Posted on Nov 3 2017 - 7:59am by Will Hall
In the heart of Oxford there stands a statue of a lone soldier who stares in perpetuity over the place which he once died for. For more than 100 years, the soldier has stood valiantly in memorial to all those who perished alongside him defending their land, but soon the soldier may stare out no more.
Last month, Deputy Attorney General Mike Lanford issued an opinion which granted permission to cities and universities to relocate Confederate war memorials to other similarly public spaces.
A monument, which stands as a reminder to a war that claimed the lives of nearly all of the Ole Miss student population and left the city of Oxford flattened, now has the potential to be removed in the corrupted name of societal progress, which in reality does not seek to advance society, but instead further propagate the politics of victimhood that liberal ideology is centered on.
The call that various politicians will inevitably make to relocate various monuments to “more fitting” locations, since this opinion was issued, will only lead to further relocation of monuments. Eventually, all the places which once served as reminders to days passed will find themselves with voids that could never be replaced.
It is the obligation of all those who call Oxford home to make their voices heard and make it clear that changes of this sort are not welcome in our community.
There must be a concerted national effort by all those who believe in the preservation of history to fully reject any attempts of this nature and hold local officials accountable to their constituents.
We must simultaneously hold liberals accountable for their hypocrisy in calling these monuments destructive, while members of their own faction memorialize such deplorable and radical figures as Yuri Kochiama and Che Guevera.

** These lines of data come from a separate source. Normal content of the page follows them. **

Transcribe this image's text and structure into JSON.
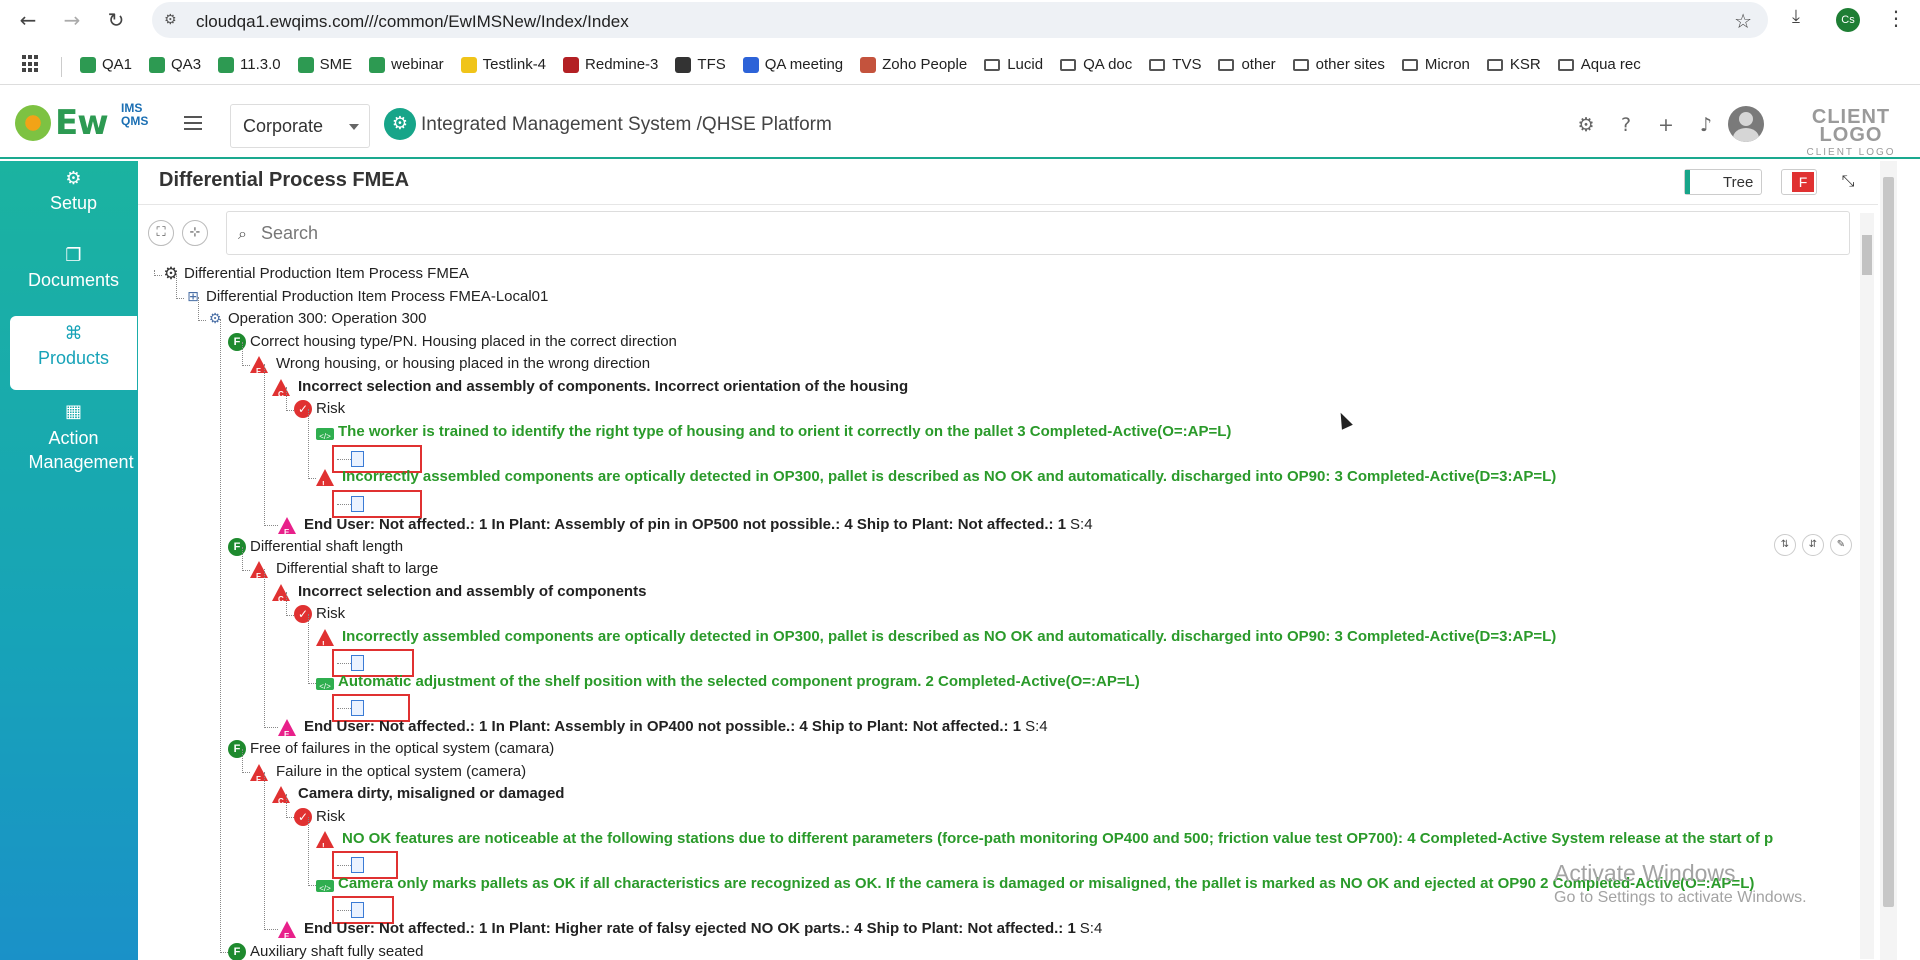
{
  "browser": {
    "url": "cloudqa1.ewqims.com///common/EwIMSNew/Index/Index",
    "profile_initials": "Cs",
    "bookmarks": [
      {
        "label": "QA1",
        "icon": "ewqims-icon",
        "type": "site"
      },
      {
        "label": "QA3",
        "icon": "ewqims-icon",
        "type": "site"
      },
      {
        "label": "11.3.0",
        "icon": "ewqims-icon",
        "type": "site"
      },
      {
        "label": "SME",
        "icon": "ewqims-icon",
        "type": "site"
      },
      {
        "label": "webinar",
        "icon": "ewqims-icon",
        "type": "site"
      },
      {
        "label": "Testlink-4",
        "icon": "testlink-icon",
        "type": "site"
      },
      {
        "label": "Redmine-3",
        "icon": "redmine-icon",
        "type": "site"
      },
      {
        "label": "TFS",
        "icon": "globe-icon",
        "type": "site"
      },
      {
        "label": "QA meeting",
        "icon": "zoom-icon",
        "type": "site"
      },
      {
        "label": "Zoho People",
        "icon": "zoho-icon",
        "type": "site"
      },
      {
        "label": "Lucid",
        "icon": "folder-icon",
        "type": "folder"
      },
      {
        "label": "QA doc",
        "icon": "folder-icon",
        "type": "folder"
      },
      {
        "label": "TVS",
        "icon": "folder-icon",
        "type": "folder"
      },
      {
        "label": "other",
        "icon": "folder-icon",
        "type": "folder"
      },
      {
        "label": "other sites",
        "icon": "folder-icon",
        "type": "folder"
      },
      {
        "label": "Micron",
        "icon": "folder-icon",
        "type": "folder"
      },
      {
        "label": "KSR",
        "icon": "folder-icon",
        "type": "folder"
      },
      {
        "label": "Aqua rec",
        "icon": "folder-icon",
        "type": "folder"
      }
    ]
  },
  "header": {
    "logo_main": "Ew",
    "logo_sub_top": "IMS",
    "logo_sub_bottom": "QMS",
    "org_selected": "Corporate",
    "platform_title": "Integrated Management System /QHSE Platform",
    "client_logo_big": "CLIENT LOGO",
    "client_logo_small": "CLIENT LOGO",
    "icons": [
      "gear-icon",
      "help-icon",
      "plus-icon",
      "bell-icon"
    ]
  },
  "sidebar": {
    "items": [
      {
        "label": "Setup",
        "icon": "gears-icon"
      },
      {
        "label": "Documents",
        "icon": "document-icon"
      },
      {
        "label": "Products",
        "icon": "products-icon",
        "active": true
      },
      {
        "label": "Action Management",
        "icon": "building-icon"
      }
    ]
  },
  "panel": {
    "title": "Differential Process FMEA",
    "view_toggle_label": "Tree",
    "f_badge": "F",
    "search_placeholder": "Search"
  },
  "tree": {
    "root": "Differential Production Item Process FMEA",
    "local": "Differential Production Item Process FMEA-Local01",
    "operation": "Operation 300: Operation 300",
    "f1": "Correct housing type/PN. Housing placed in the correct direction",
    "f1_mode": "Wrong housing, or housing placed in the wrong direction",
    "f1_cause": "Incorrect selection and assembly of components. Incorrect orientation of the housing",
    "f1_risk": "Risk",
    "f1_ctrl1": "The worker is trained to identify the right type of housing and to orient it correctly on the pallet 3 Completed-Active(O=:AP=L)",
    "f1_ctrl2": "Incorrectly assembled components are optically detected in OP300, pallet is described as NO OK and automatically. discharged into OP90: 3 Completed-Active(D=3:AP=L)",
    "f1_effect": "End User: Not affected.: 1 In Plant: Assembly of pin in OP500 not possible.: 4 Ship to Plant: Not affected.: 1",
    "f1_effect_sev": "S:4",
    "f2": "Differential shaft length",
    "f2_mode": "Differential shaft to large",
    "f2_cause": "Incorrect selection and assembly of components",
    "f2_risk": "Risk",
    "f2_ctrl1": "Incorrectly assembled components are optically detected in OP300, pallet is described as NO OK and automatically. discharged into OP90: 3 Completed-Active(D=3:AP=L)",
    "f2_ctrl2": "Automatic adjustment of the shelf position with the selected component program. 2 Completed-Active(O=:AP=L)",
    "f2_effect": "End User: Not affected.: 1 In Plant: Assembly in OP400 not possible.: 4 Ship to Plant: Not affected.: 1",
    "f2_effect_sev": "S:4",
    "f3": "Free of failures in the optical system (camara)",
    "f3_mode": "Failure in the optical system (camera)",
    "f3_cause": "Camera dirty, misaligned or damaged",
    "f3_risk": "Risk",
    "f3_ctrl1": "NO OK features are noticeable at the following stations due to different parameters (force-path monitoring OP400 and 500; friction value test OP700): 4 Completed-Active System release at the start of p",
    "f3_ctrl2": "Camera only marks pallets as OK if all characteristics are recognized as OK. If the camera is damaged or misaligned, the pallet is marked as NO OK and ejected at OP90 2 Completed-Active(O=:AP=L)",
    "f3_effect": "End User: Not affected.: 1 In Plant: Higher rate of falsy ejected NO OK parts.: 4 Ship to Plant: Not affected.: 1",
    "f3_effect_sev": "S:4",
    "f4_partial": "Auxiliary shaft fully seated"
  },
  "watermark": {
    "line1": "Activate Windows",
    "line2": "Go to Settings to activate Windows."
  },
  "colors": {
    "accent": "#17a589",
    "sidebar_top": "#1bb3a0",
    "sidebar_bottom": "#1a91c8",
    "control_text": "#2a9a2a",
    "danger": "#e03131"
  }
}
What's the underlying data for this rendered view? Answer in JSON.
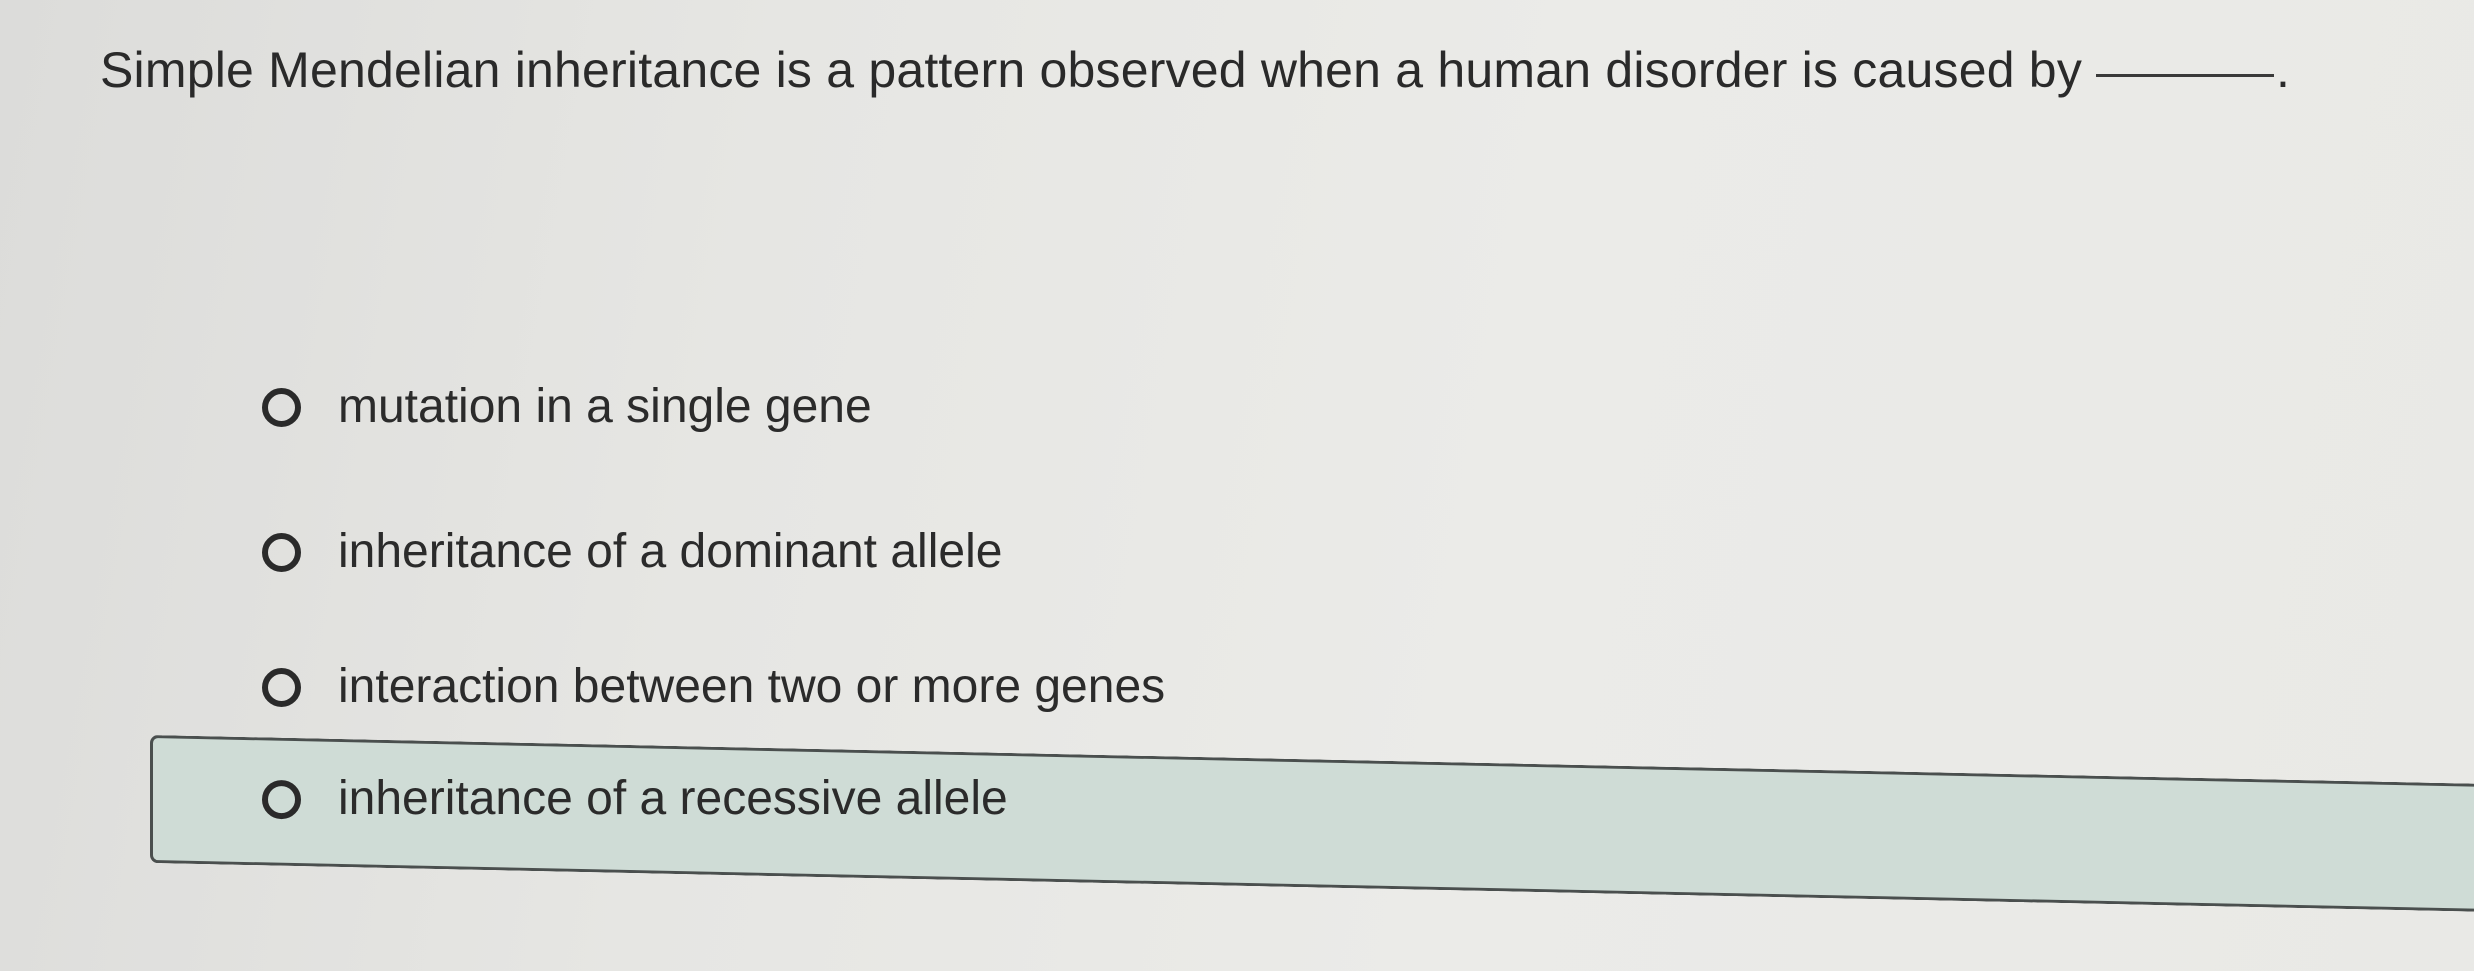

The fact of the matter is that the effect of the Confederate memorial on the city of Oxford is not to provide a venue to advance or glorify the disgusting ideology of white supremacy, but rather to remember those who came before us.
If we were to destroy, relocate or contextualize this or any monument, we surrender our history to the hands of mob rule, where the loudest among us have the ultimate power to choose what history we remember and what history we forget.
Today, the mob dictates that Confederate memorials should be removed from our cities and forgotten, while tomorrow a new mob could dictate that memorials to civil rights icons such as Martin Luther King Jr. offend those who subscribe to that mob’s ideology and should therefore be removed.
If this were allowed to continue, our streets and our cities would find themselves as barren and colorless as the streets of East Berlin. Our children would learn facts subject to the whims of popular conceptions, instead of being established by truth.
The next time you find yourself walking across the Square, take a moment to appreciate the beauty of the Confederate memorial, the stoic nature of the Courthouse and all the other historical places, which transform a small town in north Mississippi into the Oxford we have come to know and love today.
If we do not appreciate and protect these places, there will be nobody to remember their beauty and their message in the future when all the reminders of our past are hidden far away.
Will Hall is a junior journalism major from Atlanta.